I dont think you've ever said anything I don't get.  Some of it just isn't worth responding to. 

First of all , Elizabeth Warren is not a socialist. She proposes no socialism, and does not claim to be a socialist. I'm pretty sure she says she is a capitalist.  Bernie Sanders has said he admires European style governments that provide more encompassing aid and benefits to their citizens , and those governments are usually referred to as social democracies. 

Is Scandinavia socialist?

Actually, to start with, what do we mean by socialism?

Socialism is a political, social, and economic philosophy encompassing a range of economic and social systems characterised by social ownership of the means of production and workers' self-management of enterprises.

That’s pretty much what Marx and Engels came up with in the 19 th   century. If you’re looking for a country that matches this definition, your search won’t take you to northern Europe.   The simple fact is that Scandinavian countries are not, by any reasonable definition, socialist.

In 2015, in fact, the Prime Minister of Denmark, in a lecture at Harvard’s Kennedy School of Government, addressed the issue directly.
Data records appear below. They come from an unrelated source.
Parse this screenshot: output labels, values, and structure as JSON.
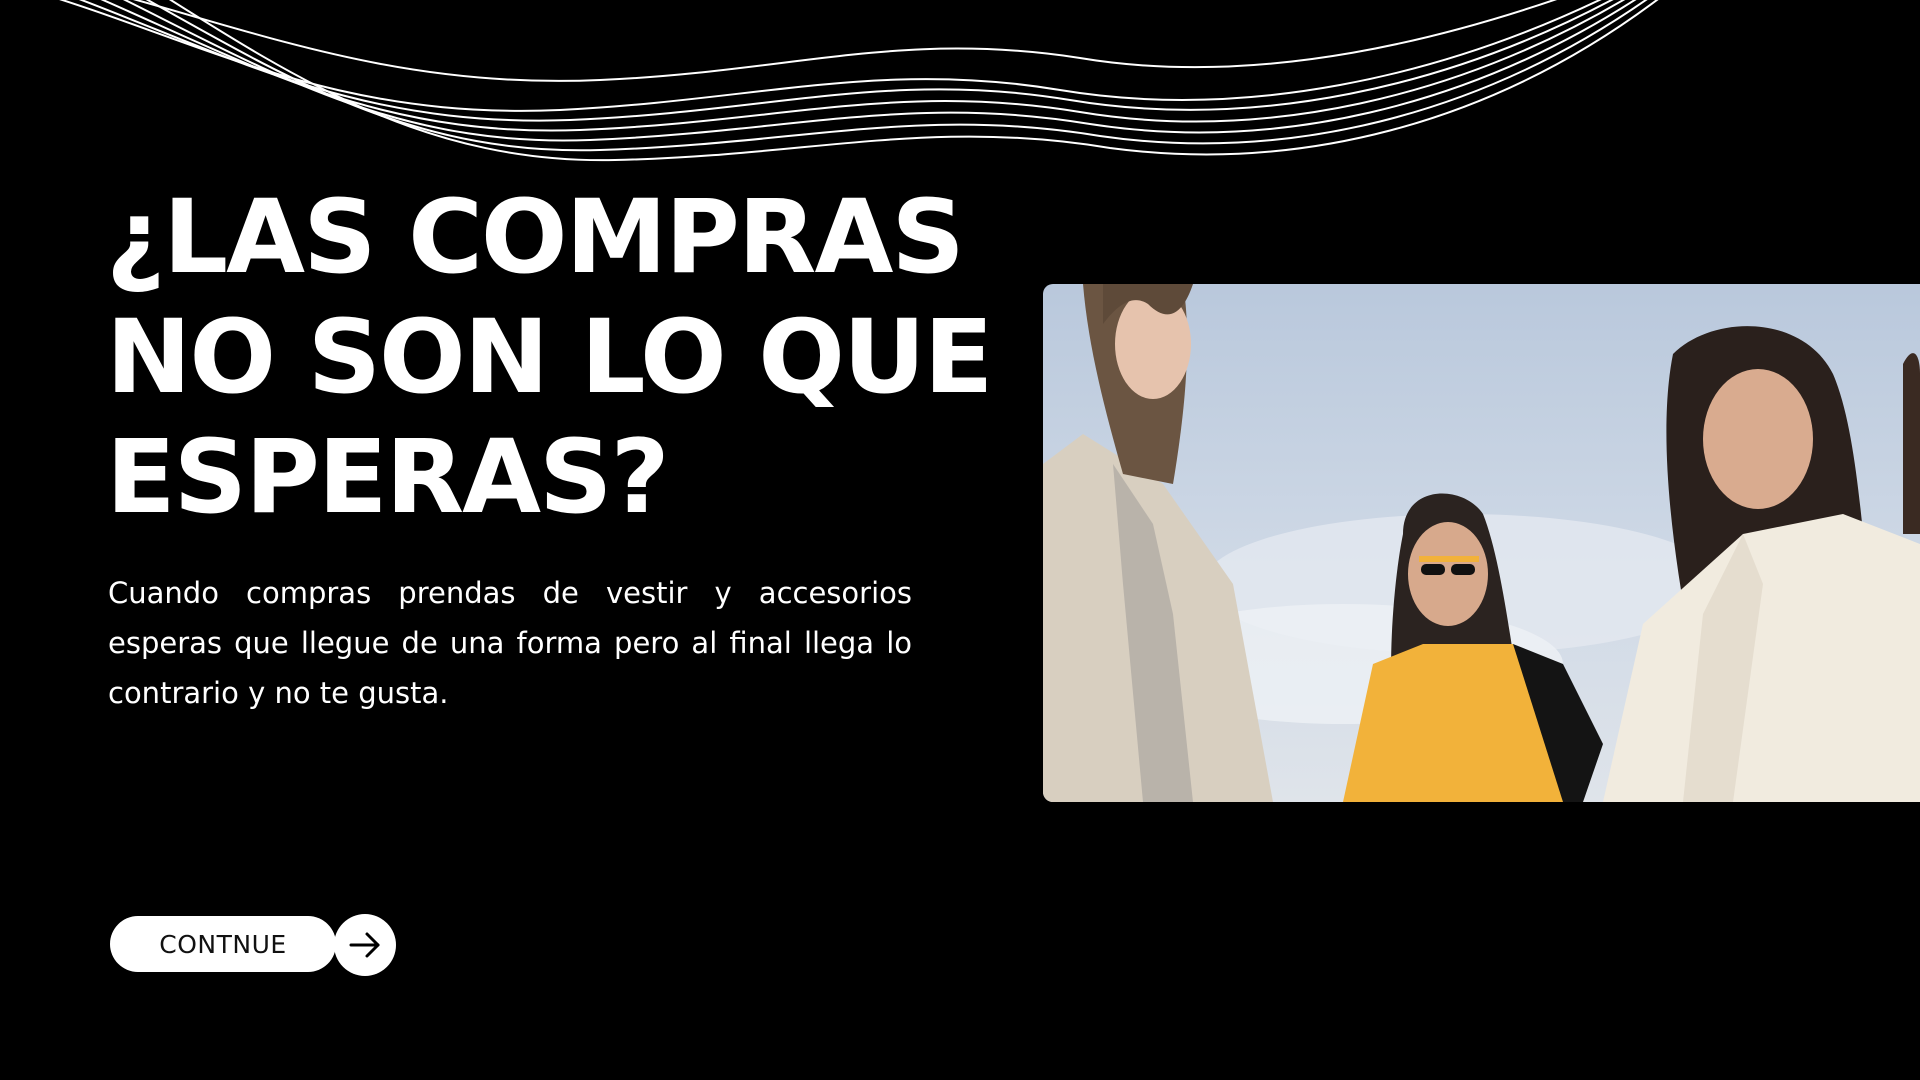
{
  "headline": {
    "line1": "¿LAS COMPRAS",
    "line2": "NO SON LO QUE",
    "line3": "ESPERAS?"
  },
  "body": {
    "text": "Cuando compras prendas de vestir y accesorios esperas que llegue de una forma pero al final llega lo contrario y no te gusta."
  },
  "cta": {
    "label": "CONTNUE",
    "icon": "arrow-right-icon"
  },
  "decoration": {
    "icon": "wavy-lines-graphic"
  },
  "photo": {
    "icon": "fashion-photo"
  },
  "colors": {
    "background": "#000000",
    "text": "#ffffff",
    "accent_yellow": "#f2b23a"
  }
}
I know that some people in the US associate the Nordic model with some sort of socialism. Therefore, I would like to make one thing clear. Denmark is far from a socialist planned economy. Denmark is a market economy.

Yet the idea persists. So, what exactly do people mean when talking of Scandinavian socialism?

Social democracy explained

Scandinavia   and the Nordic countries can be best described as   social democracies . Effectively, they’re democratic countries in which its citizens are well cared for

Some refer to this as democratic socialism, though this is far from correct. Some economists refer to it as   cuddly capitalism , contrasting with what is seen as cut-throat capitalism in other Western countries.

While the Scandinavian countries are in many ways very different, they share a lot of common history. The styles of government aren’t identical either, but they do share some common features. The ways in which they’re similar are enough that we can talk about them collectively – scholars call this the   Nordic Model .

 
 
 
Tacos!
PhD Guide
5.1.6  Tacos!  replied to  JohnRussell @5.1.5    one week ago
I dont think you've ever said anything I don't get.

Yeah, well, that sounds like something someone who doesn’t get it would say.

 
 
Loading...
Loading...

Who is online


lady in black
Drakkonis


35 visitors